which require reliable transmission of some data on a unicast basis, to
any other host in the system.

DoD has a goal to build DIS systems with up to 100,000 simulated
objects, many of them computer-generated forces that run with
minimal human intervention, acting as opposing force or simulating
friendly forces that are not available to participate.  DoD would like to
carry out such simulations using a shared WAN.  Beyond DoD many
people see a likelihood that DIS-like capabilities may be
commercialized as entertainment.  The scope of such an entertainment
system is hard to predict but conceivably could be larger than the DoD
goal of 100,000.

The High Level Architecture (HLA) is a development beyond DIS that aims
at bringing DIS and other forms of distributed simulation into a unifying
system paradigm.  Thus HLA has netowrking requirements at least as
demanding as DIS.  HLA is still under development, therefore this
document will focus on the requirements of DIS.

2.  DIS network requirements.

a.  real-time packet delivery, with low packet loss (less than 2%),
predictable latency on the order of a few hundred milliseconds, and
low jitter (variation of latency), on the order of a few milliseconds, in
a shared network

b.  multicasting with thousands of multicast groups that can sustain
join/leave in less than one second at rates of hundreds of join/leaves
per second

c.  multicasting using a many-to-many paradigm in which 90% or more
of the group members act as receivers and senders to a group

d.  support for resource reservation because of the impracticality
of over-provisioning the WAN and the LAN

e.  support for secure networking, needed for classified military

3.  Internet Protocol Suite facilities needed and not yet available for large-scale DIS in shared networks.  These derive from the need for real-time multicast with established quality of service:

a.  resource reservation available in production systems (RSVP seems
to be on a path to achieving this but a mechanism is needed to group
streams such that multiple multicast groups can share the same

b.  resource-sensitive routing to be used with the resource reservation

c.  IP multicast that is capable of taking advantage of link-layer
multicast (such as ATM) for packet replication across multiple logical
IP subnets

d.  a hybrid transport protocol that can support best-effort multicast of
most data, lightweight reliable multicast of critical reference data, and
reliable unicast of occasional data

e.  network management for DIS systems (this appears to require only
a DIS MIB for use with SNMP)

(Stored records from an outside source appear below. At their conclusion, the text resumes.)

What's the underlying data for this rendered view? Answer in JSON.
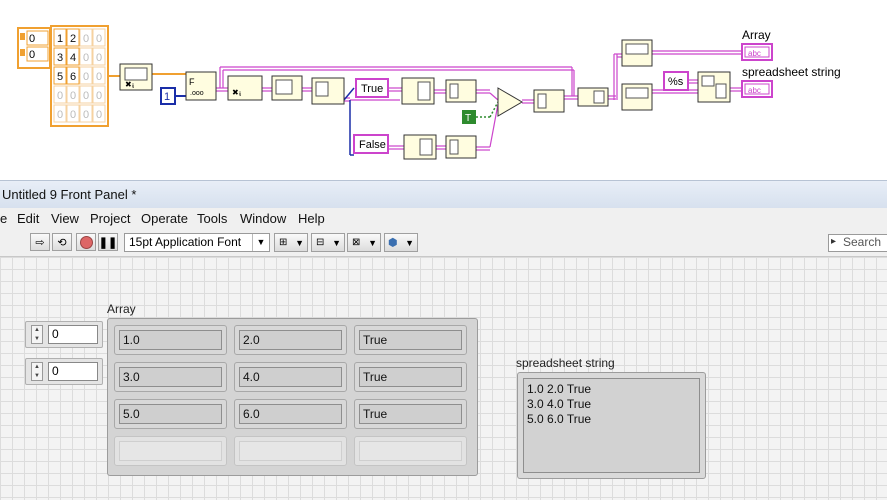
{
  "diagram": {
    "index_constants": [
      "0",
      "0"
    ],
    "array_constant": [
      [
        "1",
        "2",
        "0",
        "0"
      ],
      [
        "3",
        "4",
        "0",
        "0"
      ],
      [
        "5",
        "6",
        "0",
        "0"
      ],
      [
        "0",
        "0",
        "0",
        "0"
      ],
      [
        "0",
        "0",
        "0",
        "0"
      ]
    ],
    "numeric_constant": "1",
    "true_string": "True",
    "false_string": "False",
    "bool_constant": "T",
    "format_string": "%s",
    "array_indicator_label": "Array",
    "spreadsheet_indicator_label": "spreadsheet string",
    "string_icon_text": "abc",
    "colors": {
      "string_wire": "#cc44cc",
      "numeric_wire": "#f0a030",
      "int_wire": "#1a2ea8",
      "bool_wire": "#2e8b2e"
    }
  },
  "window": {
    "title": "Untitled 9 Front Panel *"
  },
  "menu": [
    "e",
    "Edit",
    "View",
    "Project",
    "Operate",
    "Tools",
    "Window",
    "Help"
  ],
  "toolbar": {
    "font": "15pt Application Font",
    "search_placeholder": "Search"
  },
  "panel": {
    "index_values": [
      "0",
      "0"
    ],
    "array_label": "Array",
    "array_cells": [
      [
        "1.0",
        "2.0",
        "True"
      ],
      [
        "3.0",
        "4.0",
        "True"
      ],
      [
        "5.0",
        "6.0",
        "True"
      ],
      [
        "",
        "",
        ""
      ]
    ],
    "spreadsheet_label": "spreadsheet string",
    "spreadsheet_lines": [
      "1.0 2.0 True",
      "3.0 4.0 True",
      "5.0 6.0 True"
    ]
  }
}
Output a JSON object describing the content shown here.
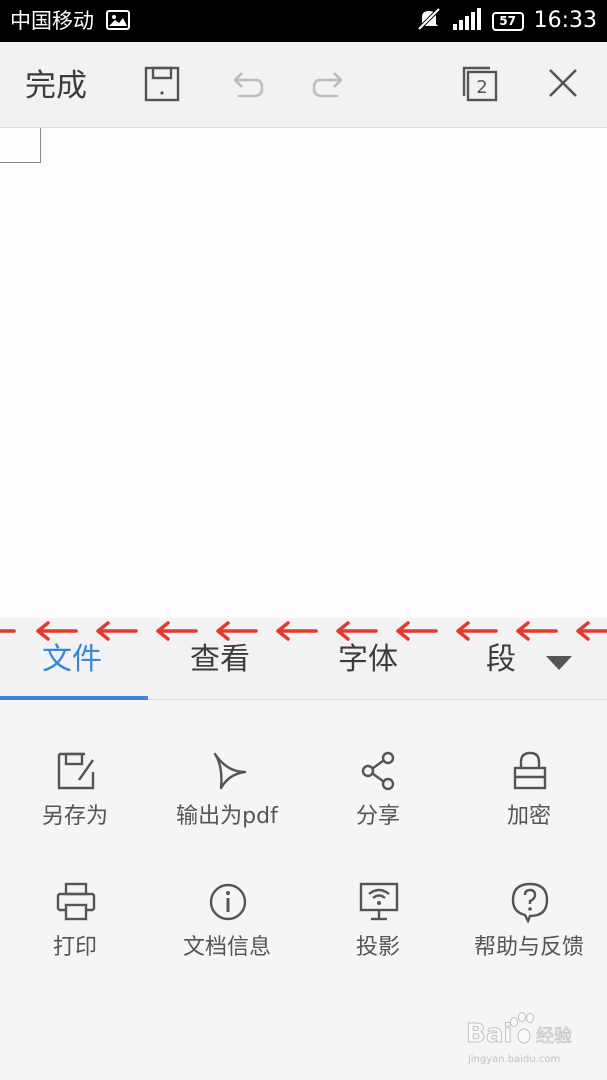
{
  "status_bar": {
    "carrier": "中国移动",
    "battery": "57",
    "time": "16:33"
  },
  "toolbar": {
    "done_label": "完成",
    "tab_count": "2",
    "icons": [
      "save-icon",
      "undo-icon",
      "redo-icon",
      "tab-switch-icon",
      "close-icon"
    ]
  },
  "tabs": [
    {
      "label": "文件",
      "active": true
    },
    {
      "label": "查看",
      "active": false
    },
    {
      "label": "字体",
      "active": false
    },
    {
      "label": "段",
      "active": false
    }
  ],
  "menu": {
    "items": [
      {
        "label": "另存为",
        "icon": "save-as-icon"
      },
      {
        "label": "输出为pdf",
        "icon": "export-pdf-icon"
      },
      {
        "label": "分享",
        "icon": "share-icon"
      },
      {
        "label": "加密",
        "icon": "lock-icon"
      },
      {
        "label": "打印",
        "icon": "printer-icon"
      },
      {
        "label": "文档信息",
        "icon": "info-icon"
      },
      {
        "label": "投影",
        "icon": "projection-icon"
      },
      {
        "label": "帮助与反馈",
        "icon": "help-icon"
      }
    ]
  },
  "colors": {
    "accent": "#3b86d6",
    "annotation_arrow": "#e23b2e",
    "status_bar": "#000000"
  },
  "watermark": {
    "brand": "Baidu经验",
    "url": "jingyan.baidu.com"
  }
}
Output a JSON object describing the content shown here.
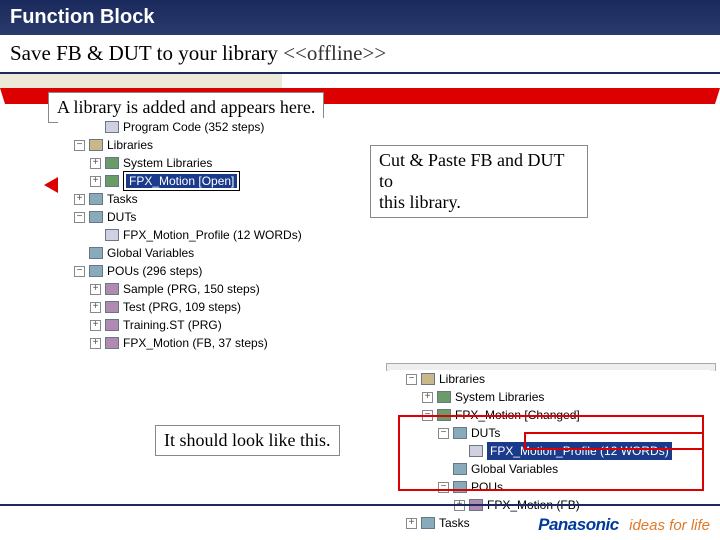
{
  "title": "Function Block",
  "subtitle_a": "Save FB & DUT to your library  ",
  "subtitle_b": "<<offline>>",
  "annot1": "A library is added and appears here.",
  "annot2a": "Cut & Paste FB and DUT to",
  "annot2b": "this library.",
  "annot3": "It should look like this.",
  "tree1": {
    "progcode": "Program Code (352 steps)",
    "libraries": "Libraries",
    "syslib": "System Libraries",
    "fpxopen": "FPX_Motion [Open]",
    "tasks": "Tasks",
    "duts": "DUTs",
    "dut1": "FPX_Motion_Profile (12 WORDs)",
    "globals": "Global Variables",
    "pous": "POUs (296 steps)",
    "p1": "Sample (PRG, 150 steps)",
    "p2": "Test (PRG, 109 steps)",
    "p3": "Training.ST (PRG)",
    "p4": "FPX_Motion (FB, 37 steps)"
  },
  "tree2": {
    "libraries": "Libraries",
    "syslib": "System Libraries",
    "fpxchg": "FPX_Motion [Changed]",
    "duts": "DUTs",
    "dut1": "FPX_Motion_Profile (12 WORDs)",
    "globals": "Global Variables",
    "pous": "POUs",
    "p1": "FPX_Motion (FB)",
    "tasks": "Tasks"
  },
  "logo": {
    "brand": "Panasonic",
    "tag": "ideas for life"
  }
}
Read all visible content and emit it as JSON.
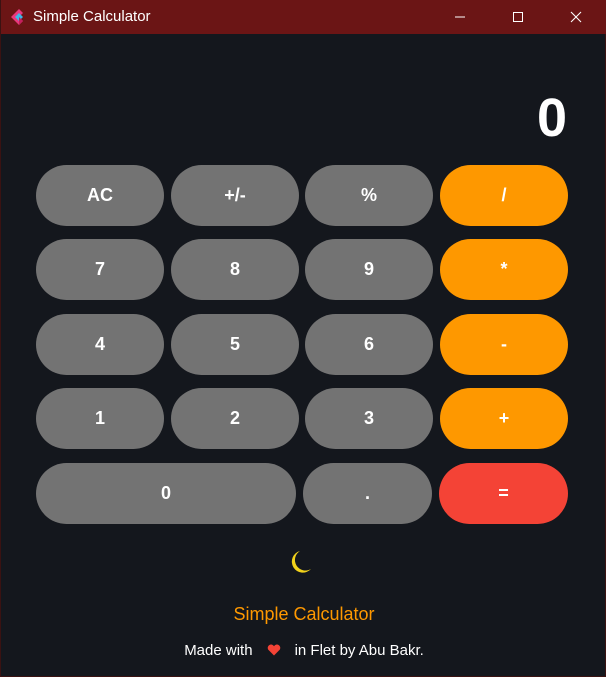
{
  "window": {
    "title": "Simple Calculator",
    "controls": {
      "minimize": "minimize-icon",
      "maximize": "maximize-icon",
      "close": "close-icon"
    }
  },
  "display": {
    "value": "0"
  },
  "keys": {
    "ac": "AC",
    "plus_minus": "+/-",
    "percent": "%",
    "divide": "/",
    "seven": "7",
    "eight": "8",
    "nine": "9",
    "multiply": "*",
    "four": "4",
    "five": "5",
    "six": "6",
    "minus": "-",
    "one": "1",
    "two": "2",
    "three": "3",
    "plus": "+",
    "zero": "0",
    "dot": ".",
    "equals": "="
  },
  "theme_toggle": {
    "icon": "moon-icon"
  },
  "footer": {
    "title": "Simple Calculator",
    "credit_prefix": "Made with",
    "credit_icon": "heart-icon",
    "credit_suffix": "in Flet by Abu Bakr."
  },
  "colors": {
    "background": "#14171d",
    "titlebar": "#6b1515",
    "digit_key": "#737373",
    "operator_key": "#fe9800",
    "equals_key": "#f44336",
    "footer_title": "#fe9800",
    "moon": "#f2d21b",
    "heart": "#f44336"
  }
}
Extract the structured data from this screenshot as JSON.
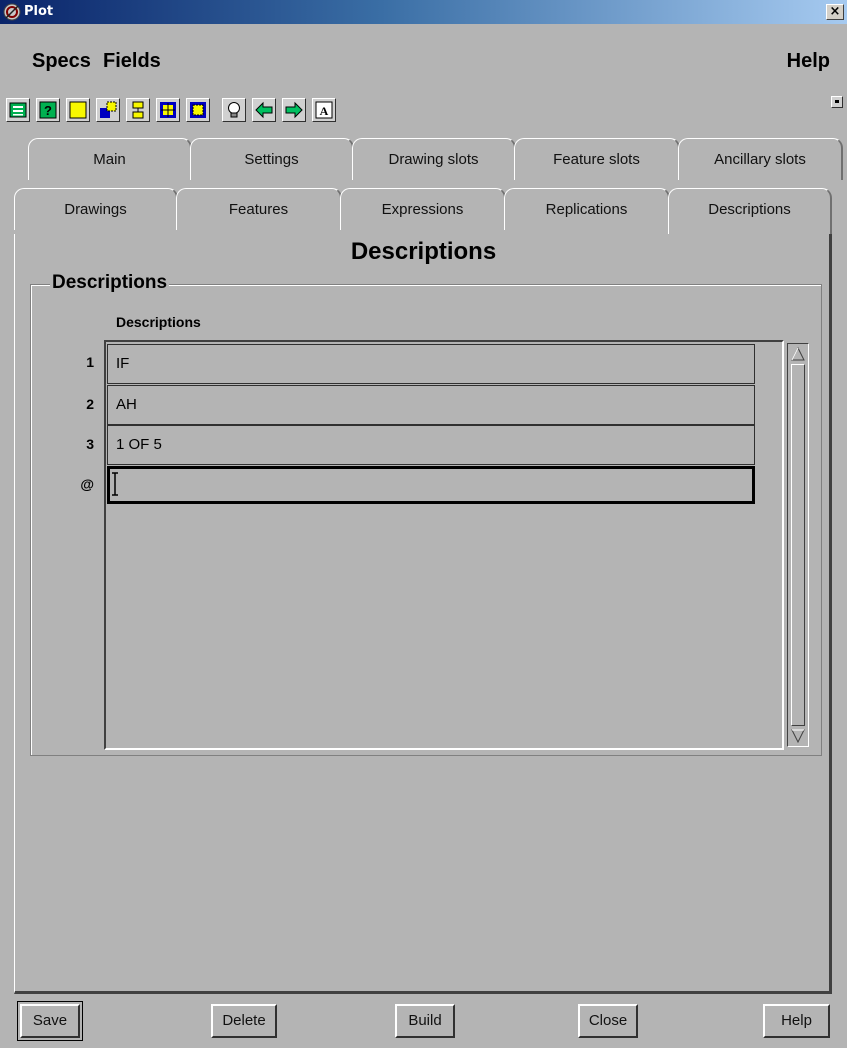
{
  "window": {
    "title": "Plot",
    "close_glyph": "×"
  },
  "menu": {
    "specs": "Specs",
    "fields": "Fields",
    "help": "Help"
  },
  "toolbar": {
    "buttons": [
      "list-icon",
      "help-question-icon",
      "yellow-square-icon",
      "move-block-icon",
      "align-icon",
      "expand-icon",
      "select-icon",
      "bulb-icon",
      "arrow-left-icon",
      "arrow-right-icon",
      "text-field-icon"
    ]
  },
  "tabs": {
    "row1": [
      "Main",
      "Settings",
      "Drawing slots",
      "Feature slots",
      "Ancillary slots"
    ],
    "row2": [
      "Drawings",
      "Features",
      "Expressions",
      "Replications",
      "Descriptions"
    ],
    "active": "Descriptions"
  },
  "panel": {
    "heading": "Descriptions",
    "group_label": "Descriptions",
    "column_header": "Descriptions",
    "rows": [
      {
        "num": "1",
        "value": "IF"
      },
      {
        "num": "2",
        "value": "AH"
      },
      {
        "num": "3",
        "value": "1 OF 5"
      }
    ],
    "new_row_marker": "@",
    "new_row_value": ""
  },
  "buttons": {
    "save": "Save",
    "delete": "Delete",
    "build": "Build",
    "close": "Close",
    "help": "Help"
  },
  "colors": {
    "background": "#b4b4b4",
    "titlebar": "#0a246a",
    "icon_yellow": "#f8f800",
    "icon_green": "#00b050",
    "icon_blue": "#0000c0"
  }
}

f.  a session protocol to start, pause, and stop a DIS exercise over an IP
network (MMUSIC or an adaptation might work)

g.  an integrated security architecture (it is likely that the IPv6 security
architecture will meet this need)

4.  References

RFC1667, "Modeling and Simulation Requirements for IPng"
August 1994

"The DIS Vision", DIS Steering Committee, Institute for Simulation and Training, University of Central Florida, May 1994

IEEE 1278.1-1995, Standard for Distributed Interactive Simulation - Application Protocols

IEEE 1278.2-1995, Standard for Distributed Interactive Simulation - Communication services and Profiles

5.  Authors' Addresses

  J. Mark Pullen
  Computer Science/4A5
  George Mason University
  Fairfax, VA 22032

  Michael Myjak
  Institute for Simulation and Training
  Orlando, FL

  Christina Bouwens
  SAIC Inc.
  Orlando FL

Expiration: 25 April 1997